Many of Harold Lloyd’s films build-up to a jaw-droppingly choreographed scene. Whether it be Lloyd scaling a building in Safety Last! (1923) or a crucial football game in The Freshman (1925), Lloyd frontloads his films with exposition, making the payoff even more glorious. The same thing happens in The Kid Brother, the silent film star’s 1927 bucolic comedy about the son of a country sheriff aching to escape the shadow of his more capable older brothers. There are flashes of inspired comedy interspersed with a rote story until an amazing fight scene/scramble ties the film completely together at the end.

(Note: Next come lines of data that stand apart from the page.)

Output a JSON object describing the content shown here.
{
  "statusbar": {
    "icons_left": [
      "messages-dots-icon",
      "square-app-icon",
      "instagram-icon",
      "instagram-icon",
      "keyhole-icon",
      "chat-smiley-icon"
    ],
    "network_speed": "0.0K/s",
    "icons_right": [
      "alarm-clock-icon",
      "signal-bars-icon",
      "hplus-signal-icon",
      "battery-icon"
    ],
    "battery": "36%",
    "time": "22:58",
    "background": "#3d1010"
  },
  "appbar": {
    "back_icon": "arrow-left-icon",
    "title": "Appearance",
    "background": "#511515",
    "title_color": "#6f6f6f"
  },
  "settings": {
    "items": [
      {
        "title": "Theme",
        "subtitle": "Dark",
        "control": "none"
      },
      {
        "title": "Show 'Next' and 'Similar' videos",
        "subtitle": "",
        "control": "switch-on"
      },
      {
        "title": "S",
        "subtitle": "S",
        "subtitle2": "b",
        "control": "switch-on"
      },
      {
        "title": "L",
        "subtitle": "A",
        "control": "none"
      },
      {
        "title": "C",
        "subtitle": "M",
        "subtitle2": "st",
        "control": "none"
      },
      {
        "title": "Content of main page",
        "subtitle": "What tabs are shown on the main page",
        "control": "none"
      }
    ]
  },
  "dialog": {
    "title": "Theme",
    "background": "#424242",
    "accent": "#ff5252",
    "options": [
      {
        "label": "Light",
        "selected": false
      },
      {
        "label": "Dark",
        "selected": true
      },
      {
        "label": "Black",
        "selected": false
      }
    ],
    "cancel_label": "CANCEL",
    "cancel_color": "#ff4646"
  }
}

Lloyd stars as Harold Hickory. His father, Jim (Walter James), is the sheriff and prototype of the laconic small-town male, one who trusts his two older sons with all the important work around their farm while Harold does the laundry. Harold yearns for their respect but all he gets is contempt. Beyond doing chores, Harold spends his time getting into fisticuffs with the neighbor’s doltish son. Not really the most exciting ways to pass the time.
Soon, a traveling medicine show comes to town, something Jim would not allow. Led by Mary (Jobyna Ralston), who inherited the show from her dead father, the caravan also includes the criminal Flash Farrell (Eddie Boland) and his goonish strongman Sandoni (played by wrestler Constantine Romanoff). When they come to the Hickory farm to ask for permission to set up shop, Mary confuses Harold as the sheriff. Desperate to seem legitimate in front of this beautiful woman, Harold allows her to believe that he is the local law and gives her a permit for the medicine show to perform in town.
The rest of the film involves some stolen money and a budding romance between Mary and Harold. Eventually, he and Sandoni must face off in the bowels of an abandoned ship. It’s here that The Kid Brother kicks out the stops as the wimpy Harold and the creepy wrestler engage in a life or death battle. For the first time, the stakes here feel real as Harold must find a way to beat a much stronger and deadlier opponent.
Lloyd has not received the same historical consideration as contemporaries Charles Chaplin and Buster Keaton but the Criterion Collection wants to change that by giving the actor his due with gorgeous Blu-ray releases of his films. Unlike Safety Last! and The Freshman, The Kid Brother is set in a rural milieu, not in a city or a college campus. A lot of the comedy comes from watching Harold find inventive ways to do his chores such as hang his laundry on a kite string or drying his dishes by spinning them in a net. He also sits his hat on a pig while trying to escape from the neighbor’s son.
Obviously, Harold finds a way to vanquish Sandoni, get back the stolen money, get the girl and earn the respect of his family. However, Lloyd makes the journey to this inevitable conclusion enjoyable with interesting characters, truly funny gags and a sweetness that runs through the core of The Kid Brother.